  • luxestrategist August 21, 2017 at 1:18 pm

    I’m not sure the size of our apartment. I think 800 sq. feet or less for 2.5 people and 2 cats. With that small of a space, we still have an extra room that no one ever hangs out in! We all hang out in the living room for the most part. I feel like 1300 square feet would be perfect, with all that extra space going to the living room and the kitchen.

    I’m glad you recognized your homebody tendencies and stick to spending to your values. I personally love travel, but not everybody does, and that’s OK.

    And having pets seriously does impact your living choices.

    • Britt August 21, 2017 at 1:21 pm

      I agree! If a space is well planned (like adding to your living room or kitchen), you don’t necessarily need more (or less) space to be happy.

      And goodness, if it wasn’t for our cat this would have been a much easier exercise! She’s cute though, so I think I’ll keep her around. 😻 Thanks for reading Luxe!

  • AdventureRich August 21, 2017 at 9:06 am

    We moved from our tiny 660 sq ft one bedroom place in California to our house last year (approx. 2,100 sq ft including the unfinished basement area). It was a big jump, but in a lot of ways, appropriate. Our son slept in our living room in CA, so now he has his own room. And I work from home, so I have a dedicated office (no more working from the kitchen table!) and some space downstairs for at home workouts (key in the winter when I am basically snowbound!).

    With the increased space, we have tried to be very disciplined with only acquiring furniture/items that have a use in our home… not just random place-fillers that collect dust and waste money.

    I hope you enjoy settling into your new home!!!

    ~Mrs. Adventure Rich

    • Britt August 21, 2017 at 9:09 am

      Congrats on your move! It sounds like your new space is more appropriate for your reality. And I think that’s so important! There’s no point stuffing yourself into a small space just for the sake of it. I too want to be very intentional about the furniture we add into the new space. Beyond a new desk and perhaps a kitchen table, I can’t think of anything else we would need. Thanks for reading!

  • Lance @ My Strategic Dollar August 21, 2017 at 8:24 am

    I like your ending note. I too believe it’s important to spend money on the things that truly bring value to your life. If you never spending anything on yourself, then you’ll be unhappy.

    • Britt August 21, 2017 at 8:34 am

      I’m glad you agree Lance! I think it’s important to not deprive yourself of something you truly value.
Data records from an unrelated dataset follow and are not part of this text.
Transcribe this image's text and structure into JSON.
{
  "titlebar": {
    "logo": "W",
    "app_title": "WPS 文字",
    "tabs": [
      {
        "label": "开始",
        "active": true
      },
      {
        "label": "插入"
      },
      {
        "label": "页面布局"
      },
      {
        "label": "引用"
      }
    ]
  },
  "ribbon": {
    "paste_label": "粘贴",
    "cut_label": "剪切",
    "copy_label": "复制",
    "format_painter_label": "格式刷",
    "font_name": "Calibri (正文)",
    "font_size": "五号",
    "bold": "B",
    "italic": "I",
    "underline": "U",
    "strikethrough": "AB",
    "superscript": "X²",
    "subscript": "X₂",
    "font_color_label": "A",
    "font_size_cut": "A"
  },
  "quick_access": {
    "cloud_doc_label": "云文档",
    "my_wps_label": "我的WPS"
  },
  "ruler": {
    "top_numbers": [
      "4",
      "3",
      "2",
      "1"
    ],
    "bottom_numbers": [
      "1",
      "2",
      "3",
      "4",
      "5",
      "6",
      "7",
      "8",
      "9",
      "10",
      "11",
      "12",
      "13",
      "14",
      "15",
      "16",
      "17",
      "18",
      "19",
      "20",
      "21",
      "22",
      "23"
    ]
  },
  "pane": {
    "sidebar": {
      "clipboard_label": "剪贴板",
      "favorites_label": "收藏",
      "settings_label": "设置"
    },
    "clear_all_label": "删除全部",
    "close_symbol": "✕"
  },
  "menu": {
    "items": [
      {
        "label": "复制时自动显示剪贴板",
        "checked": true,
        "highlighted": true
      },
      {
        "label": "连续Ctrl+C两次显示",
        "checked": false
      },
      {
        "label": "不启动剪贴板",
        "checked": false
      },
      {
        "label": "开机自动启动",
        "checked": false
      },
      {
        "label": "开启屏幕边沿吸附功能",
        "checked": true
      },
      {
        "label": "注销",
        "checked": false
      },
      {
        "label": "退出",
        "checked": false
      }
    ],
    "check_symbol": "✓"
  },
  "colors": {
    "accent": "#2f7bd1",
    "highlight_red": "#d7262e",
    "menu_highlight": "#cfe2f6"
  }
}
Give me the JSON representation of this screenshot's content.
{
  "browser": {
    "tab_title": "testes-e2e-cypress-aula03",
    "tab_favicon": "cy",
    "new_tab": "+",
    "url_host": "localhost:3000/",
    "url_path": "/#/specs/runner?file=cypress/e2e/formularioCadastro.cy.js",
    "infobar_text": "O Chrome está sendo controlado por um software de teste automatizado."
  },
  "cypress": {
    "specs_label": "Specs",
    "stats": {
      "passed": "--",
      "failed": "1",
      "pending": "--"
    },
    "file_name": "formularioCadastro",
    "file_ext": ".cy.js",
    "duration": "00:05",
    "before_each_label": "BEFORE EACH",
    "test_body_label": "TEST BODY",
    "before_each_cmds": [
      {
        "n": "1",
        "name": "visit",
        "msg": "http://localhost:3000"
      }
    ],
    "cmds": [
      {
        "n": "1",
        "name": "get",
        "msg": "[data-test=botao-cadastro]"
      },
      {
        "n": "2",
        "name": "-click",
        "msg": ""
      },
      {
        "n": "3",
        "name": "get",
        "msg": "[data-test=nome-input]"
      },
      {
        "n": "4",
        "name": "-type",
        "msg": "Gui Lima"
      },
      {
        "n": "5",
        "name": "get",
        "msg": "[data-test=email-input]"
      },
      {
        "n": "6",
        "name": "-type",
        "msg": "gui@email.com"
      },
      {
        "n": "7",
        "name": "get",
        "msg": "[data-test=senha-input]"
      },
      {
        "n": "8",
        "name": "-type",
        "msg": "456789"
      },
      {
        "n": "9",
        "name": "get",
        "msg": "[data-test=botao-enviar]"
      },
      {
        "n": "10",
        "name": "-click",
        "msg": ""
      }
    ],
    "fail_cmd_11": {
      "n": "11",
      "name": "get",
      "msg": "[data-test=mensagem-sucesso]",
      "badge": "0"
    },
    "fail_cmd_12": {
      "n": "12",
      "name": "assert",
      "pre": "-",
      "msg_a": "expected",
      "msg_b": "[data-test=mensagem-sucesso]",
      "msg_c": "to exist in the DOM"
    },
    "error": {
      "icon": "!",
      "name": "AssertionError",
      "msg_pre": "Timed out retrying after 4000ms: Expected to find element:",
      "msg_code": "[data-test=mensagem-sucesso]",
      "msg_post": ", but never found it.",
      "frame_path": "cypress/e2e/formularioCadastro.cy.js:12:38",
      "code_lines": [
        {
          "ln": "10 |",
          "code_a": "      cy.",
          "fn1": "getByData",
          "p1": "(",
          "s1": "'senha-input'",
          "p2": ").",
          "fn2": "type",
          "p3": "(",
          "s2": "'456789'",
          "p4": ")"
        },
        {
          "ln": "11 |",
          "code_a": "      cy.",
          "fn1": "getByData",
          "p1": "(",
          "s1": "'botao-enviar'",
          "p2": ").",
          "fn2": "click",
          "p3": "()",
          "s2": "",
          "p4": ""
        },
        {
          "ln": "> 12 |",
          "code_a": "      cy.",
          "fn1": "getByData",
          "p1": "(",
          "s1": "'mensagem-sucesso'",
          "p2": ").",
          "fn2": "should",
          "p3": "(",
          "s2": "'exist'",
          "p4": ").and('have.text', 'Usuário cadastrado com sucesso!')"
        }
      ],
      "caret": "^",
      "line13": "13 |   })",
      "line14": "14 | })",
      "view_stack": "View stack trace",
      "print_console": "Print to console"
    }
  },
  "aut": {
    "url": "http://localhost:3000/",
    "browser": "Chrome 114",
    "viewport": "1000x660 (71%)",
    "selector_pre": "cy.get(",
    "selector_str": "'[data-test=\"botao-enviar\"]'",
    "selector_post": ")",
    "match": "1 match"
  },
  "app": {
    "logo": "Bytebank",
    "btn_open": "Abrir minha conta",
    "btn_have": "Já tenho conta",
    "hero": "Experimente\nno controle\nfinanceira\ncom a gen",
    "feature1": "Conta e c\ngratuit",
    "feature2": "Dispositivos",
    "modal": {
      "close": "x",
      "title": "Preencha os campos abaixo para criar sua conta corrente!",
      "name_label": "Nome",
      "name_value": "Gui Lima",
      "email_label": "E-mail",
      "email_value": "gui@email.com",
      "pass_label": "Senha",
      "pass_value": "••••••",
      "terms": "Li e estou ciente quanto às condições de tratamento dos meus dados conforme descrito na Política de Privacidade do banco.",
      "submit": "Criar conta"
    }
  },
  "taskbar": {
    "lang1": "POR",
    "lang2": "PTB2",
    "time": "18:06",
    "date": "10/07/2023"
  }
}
What’s the point of life if you don’t get to enjoy it once in a while? Thanks for reading!

    Hey! I'm Britt. I write about living a tiny, simple, intentional life. Because life doesn't need to be lived big.